by Brooke Knapick, Director of Educational Program Development
The Wetlands Institute is a place of education, research and conservation, where people from all walks of life come to learn about the surrounding salt marshes. Over the past few months, The Wetlands Institute has been working to update and enhance weathered signage that was originally part of the National Park Service’s New Jersey Coastal Heritage Trail. Realized from an Environmental Education Intern project, this summer, nine new plant identification signs were installed to replace the original aging and/or missing signage. These new signs blend in seamlessly, in both appearance and content, with existing educational signage in Marion’s Gardens, on the elevated walkway and on the dock overlooking the tidal channel. In total, this suite of signage, creates a holistic self-guided learning experience that covers native plants, functions and values of the salt marsh, and commonly seen salt marsh plants and animals.
Visitors to the trail will also notice a restoration of The Bev Henry Marsh Trail Rubbing, a legacy trail offering children the opportunity to answer questions, while creating a crayon rubbing of a Northern Diamondback Terrapin. It was created in memory of Bev Henry, who for over 30 years led hundreds of preschoolers on their first adventure on the salt marsh trail. In the final stages for this project, the Salt Marsh Trail Guide markers are receiving a much needed aesthetic revitalization, along with our guided phone tour signage.

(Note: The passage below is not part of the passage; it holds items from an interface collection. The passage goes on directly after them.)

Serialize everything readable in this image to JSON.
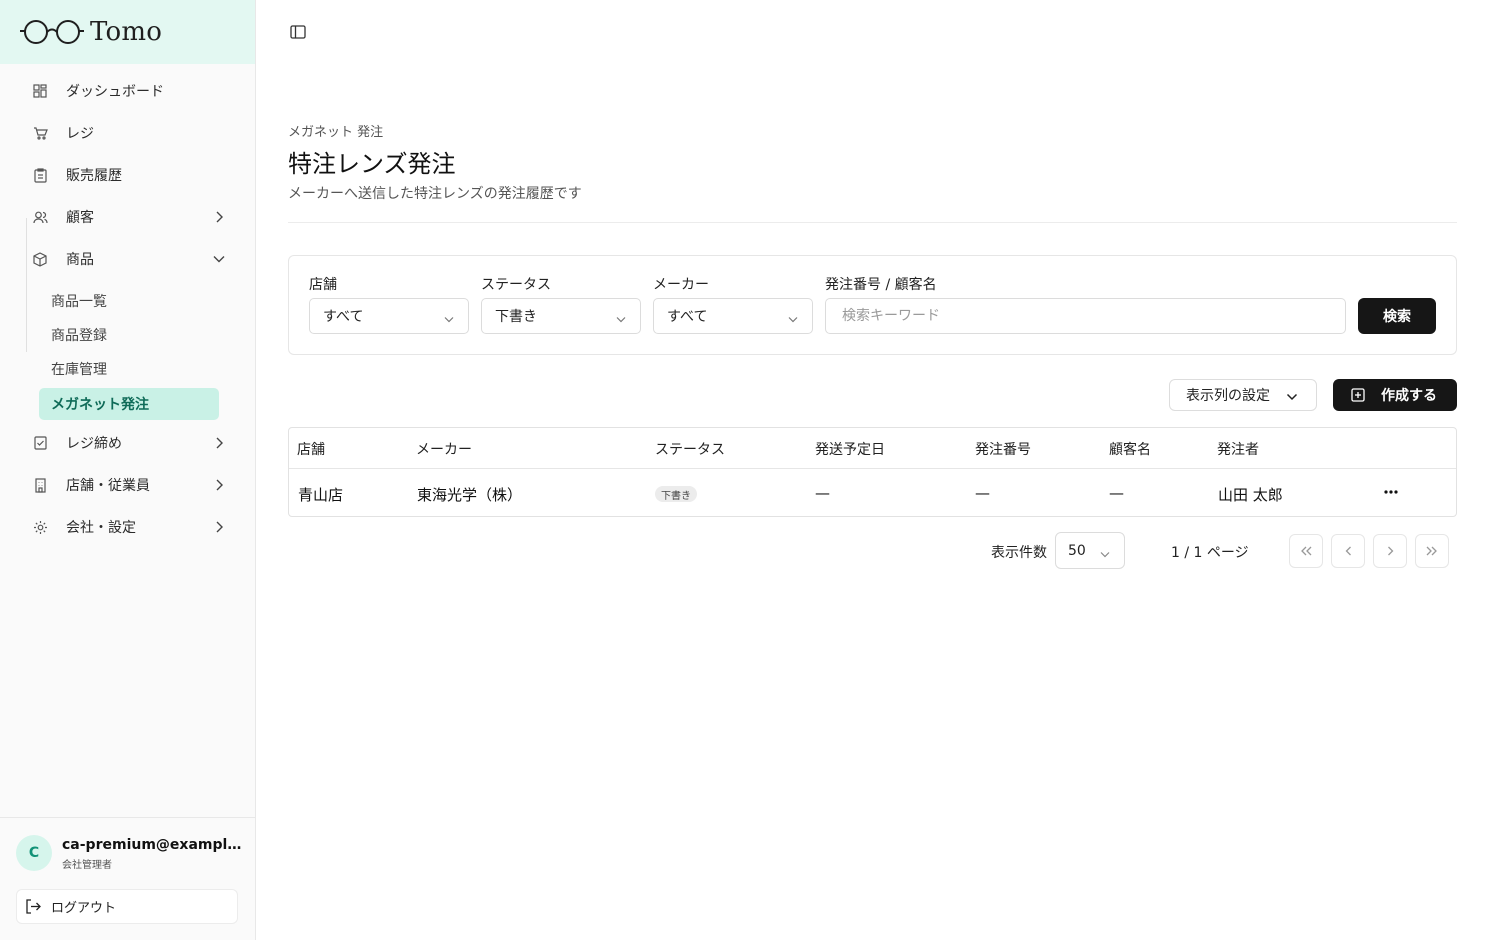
{
  "app": {
    "logo_text": "Tomo",
    "accent": "#0f6b58",
    "logo_bg": "#e3f8f2"
  },
  "sidebar": {
    "items": [
      {
        "label": "ダッシュボード",
        "icon": "dashboard-icon"
      },
      {
        "label": "レジ",
        "icon": "cart-icon"
      },
      {
        "label": "販売履歴",
        "icon": "clipboard-icon"
      },
      {
        "label": "顧客",
        "icon": "users-icon",
        "expandable": true
      },
      {
        "label": "商品",
        "icon": "package-icon",
        "expanded": true
      },
      {
        "label": "レジ締め",
        "icon": "checklist-icon",
        "expandable": true
      },
      {
        "label": "店舗・従業員",
        "icon": "building-icon",
        "expandable": true
      },
      {
        "label": "会社・設定",
        "icon": "gear-icon",
        "expandable": true
      }
    ],
    "product_sub": [
      {
        "label": "商品一覧"
      },
      {
        "label": "商品登録"
      },
      {
        "label": "在庫管理"
      },
      {
        "label": "メガネット発注",
        "active": true
      }
    ],
    "user": {
      "initial": "C",
      "email": "ca-premium@example.com",
      "role": "会社管理者"
    },
    "logout_label": "ログアウト"
  },
  "page": {
    "breadcrumb": "メガネット 発注",
    "title": "特注レンズ発注",
    "subtitle": "メーカーへ送信した特注レンズの発注履歴です"
  },
  "filters": {
    "store": {
      "label": "店舗",
      "value": "すべて"
    },
    "status": {
      "label": "ステータス",
      "value": "下書き"
    },
    "maker": {
      "label": "メーカー",
      "value": "すべて"
    },
    "keyword": {
      "label": "発注番号 / 顧客名",
      "placeholder": "検索キーワード"
    },
    "search_label": "検索"
  },
  "toolbar": {
    "columns_label": "表示列の設定",
    "create_label": "作成する"
  },
  "table": {
    "headers": [
      "店舗",
      "メーカー",
      "ステータス",
      "発送予定日",
      "発注番号",
      "顧客名",
      "発注者"
    ],
    "rows": [
      {
        "store": "青山店",
        "maker": "東海光学（株）",
        "status": "下書き",
        "ship_date": "—",
        "order_no": "—",
        "customer": "—",
        "orderer": "山田 太郎"
      }
    ]
  },
  "pagination": {
    "per_page_label": "表示件数",
    "per_page": "50",
    "page_info": "1 / 1 ページ"
  }
}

Whatever your preference for self-guided learning about the salt marsh ecosystem, we have an opportunity for you, so come check us out. You can even take a virtual Salt Marsh Safari Tour as part of our Virtual Wetlands Experience.